The first half had been a track meet, with the teams combining for nearly 700 yards of total offence. The Patriots accounted for 350 of them, no small feat against Philadelphia’s defense.
When play resumed, Gronkowski quickly made his presence felt. He gouged the Philadelphia defense for catches of 25 and 24 yards, then picked up a crucial third down with a 14-yard sideline catch before hauling in a five-yard touchdown grab and punctuating it with his signature spike.
Foles responded with flair. He found Nelson Algohor for a catch short of the mark then watched as Blount and Ajayi gashed the Patriots for chunks of yardage.

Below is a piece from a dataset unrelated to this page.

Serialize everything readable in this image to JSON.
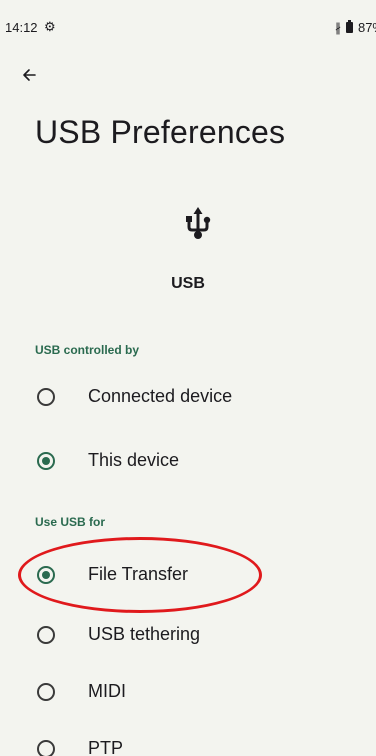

The Patriots clamped down and forced the Eagles into another 3rd-and-6, but Foles found Clement for a breathtaking touchdown pass that was upheld after tension-filled review.
Clement, an undrafted rookie who grew up rooting for the Eagles and was a longshot to make the team, had caught four passes for 107 yards.
And Foles was playing out of his mind.
But Brady only picked right back where he left off. He quickly led the Patriots across midfield and found Hogan for a 26-yard touchdown strike, bringing the Patriots back within three points of the lead with 3:23 left in the third. By then it was clear Foles would not be able to rely on Philadelphia’s defense but he proved up to the challenge, helming the Eagles downfield until they were held to a field goal.
The Patriots were sharp as ever on their first drive of the fourth quarter, gobbling up yardage at will before scoring another touchdown on a four-yard pass to Gronkowski, this time for their first lead of the game, at 33-32 after the extra point.
And so Foles took over with 9:22 left. After converting yet another third down, the Eagles were forced into a 4th-and-1 from their own 35. Foles, under duress and with the season on the line given the tattered state of Philadelphia’s defense, found Ertz for a two-yard completion and the first down with just over five minutes to go. Seven plays later, Foles, so reliable on third downs all postseason long, converted the most important one yet when he found Ertz on a slant route. He plunged into the end zone to put the Eagles back in front, 38-33, after the failed two-point conversion.
That left 2:21 for Brady, more than enough time for the four-time Super Bowl MVP who entered Sunday’s game with 11 game-winning drives in the fourth quarter or overtime of postseason games. He took took the field to deafening noise and immediately found Gronkowski for an eight-yard gain along the right sideline.
But just when it seemed the quarterback’s latest fairytale ending was all but a handshake away, Graham finally got to Brady – and Philadelphia had a catharsis nearly six decades in the making. – Guardian service